Give back the full data, unchanged and complete.
____ Available records
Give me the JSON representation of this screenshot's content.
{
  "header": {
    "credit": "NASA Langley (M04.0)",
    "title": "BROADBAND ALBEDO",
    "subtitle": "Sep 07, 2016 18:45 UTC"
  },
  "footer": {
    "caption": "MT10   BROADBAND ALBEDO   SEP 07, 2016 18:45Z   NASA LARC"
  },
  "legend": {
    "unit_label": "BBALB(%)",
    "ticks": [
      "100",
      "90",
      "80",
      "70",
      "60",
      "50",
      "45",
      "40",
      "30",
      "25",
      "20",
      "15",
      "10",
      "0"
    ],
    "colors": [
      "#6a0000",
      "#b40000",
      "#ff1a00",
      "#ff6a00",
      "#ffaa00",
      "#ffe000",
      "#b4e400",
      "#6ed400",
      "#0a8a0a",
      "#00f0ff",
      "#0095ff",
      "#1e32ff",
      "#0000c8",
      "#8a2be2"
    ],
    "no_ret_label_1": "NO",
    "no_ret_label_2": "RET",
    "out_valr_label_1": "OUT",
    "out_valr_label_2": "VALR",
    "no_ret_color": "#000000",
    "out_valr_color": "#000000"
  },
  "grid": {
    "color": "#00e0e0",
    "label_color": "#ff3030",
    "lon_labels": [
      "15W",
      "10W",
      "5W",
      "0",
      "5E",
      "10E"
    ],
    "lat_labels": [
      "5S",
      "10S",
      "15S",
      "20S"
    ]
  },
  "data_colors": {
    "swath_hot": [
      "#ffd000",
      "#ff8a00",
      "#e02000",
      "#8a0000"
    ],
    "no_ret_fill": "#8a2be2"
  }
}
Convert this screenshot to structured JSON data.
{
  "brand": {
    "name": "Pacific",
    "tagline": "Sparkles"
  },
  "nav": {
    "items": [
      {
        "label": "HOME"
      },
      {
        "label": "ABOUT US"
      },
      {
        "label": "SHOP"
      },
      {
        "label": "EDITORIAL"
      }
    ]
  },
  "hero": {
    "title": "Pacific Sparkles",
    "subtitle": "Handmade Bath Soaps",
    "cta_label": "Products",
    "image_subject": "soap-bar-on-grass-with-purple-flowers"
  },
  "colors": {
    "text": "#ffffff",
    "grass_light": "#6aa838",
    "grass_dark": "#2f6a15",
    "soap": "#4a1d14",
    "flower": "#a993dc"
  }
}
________
*Output of the task:*
Give me the JSON representation of this screenshot's content.
{
  "header": {
    "credit": "NASA Langley (M04.0)",
    "title": "BROADBAND ALBEDO",
    "subtitle": "Sep 07, 2016 18:45 UTC"
  },
  "footer": {
    "caption": "MT10   BROADBAND ALBEDO   SEP 07, 2016 18:45Z   NASA LARC"
  },
  "legend": {
    "unit_label": "BBALB(%)",
    "ticks": [
      "100",
      "90",
      "80",
      "70",
      "60",
      "50",
      "45",
      "40",
      "30",
      "25",
      "20",
      "15",
      "10",
      "0"
    ],
    "colors": [
      "#6a0000",
      "#b40000",
      "#ff1a00",
      "#ff6a00",
      "#ffaa00",
      "#ffe000",
      "#b4e400",
      "#6ed400",
      "#0a8a0a",
      "#00f0ff",
      "#0095ff",
      "#1e32ff",
      "#0000c8",
      "#8a2be2"
    ],
    "no_ret_label_1": "NO",
    "no_ret_label_2": "RET",
    "out_valr_label_1": "OUT",
    "out_valr_label_2": "VALR",
    "no_ret_color": "#000000",
    "out_valr_color": "#000000"
  },
  "grid": {
    "color": "#00e0e0",
    "label_color": "#ff3030",
    "lon_labels": [
      "15W",
      "10W",
      "5W",
      "0",
      "5E",
      "10E"
    ],
    "lat_labels": [
      "5S",
      "10S",
      "15S",
      "20S"
    ]
  },
  "data_colors": {
    "swath_hot": [
      "#ffd000",
      "#ff8a00",
      "#e02000",
      "#8a0000"
    ],
    "no_ret_fill": "#8a2be2"
  }
}
Convert this screenshot to structured JSON data.
{
  "brand": {
    "name": "Pacific",
    "tagline": "Sparkles"
  },
  "nav": {
    "items": [
      {
        "label": "HOME"
      },
      {
        "label": "ABOUT US"
      },
      {
        "label": "SHOP"
      },
      {
        "label": "EDITORIAL"
      }
    ]
  },
  "hero": {
    "title": "Pacific Sparkles",
    "subtitle": "Handmade Bath Soaps",
    "cta_label": "Products",
    "image_subject": "soap-bar-on-grass-with-purple-flowers"
  },
  "colors": {
    "text": "#ffffff",
    "grass_light": "#6aa838",
    "grass_dark": "#2f6a15",
    "soap": "#4a1d14",
    "flower": "#a993dc"
  }
}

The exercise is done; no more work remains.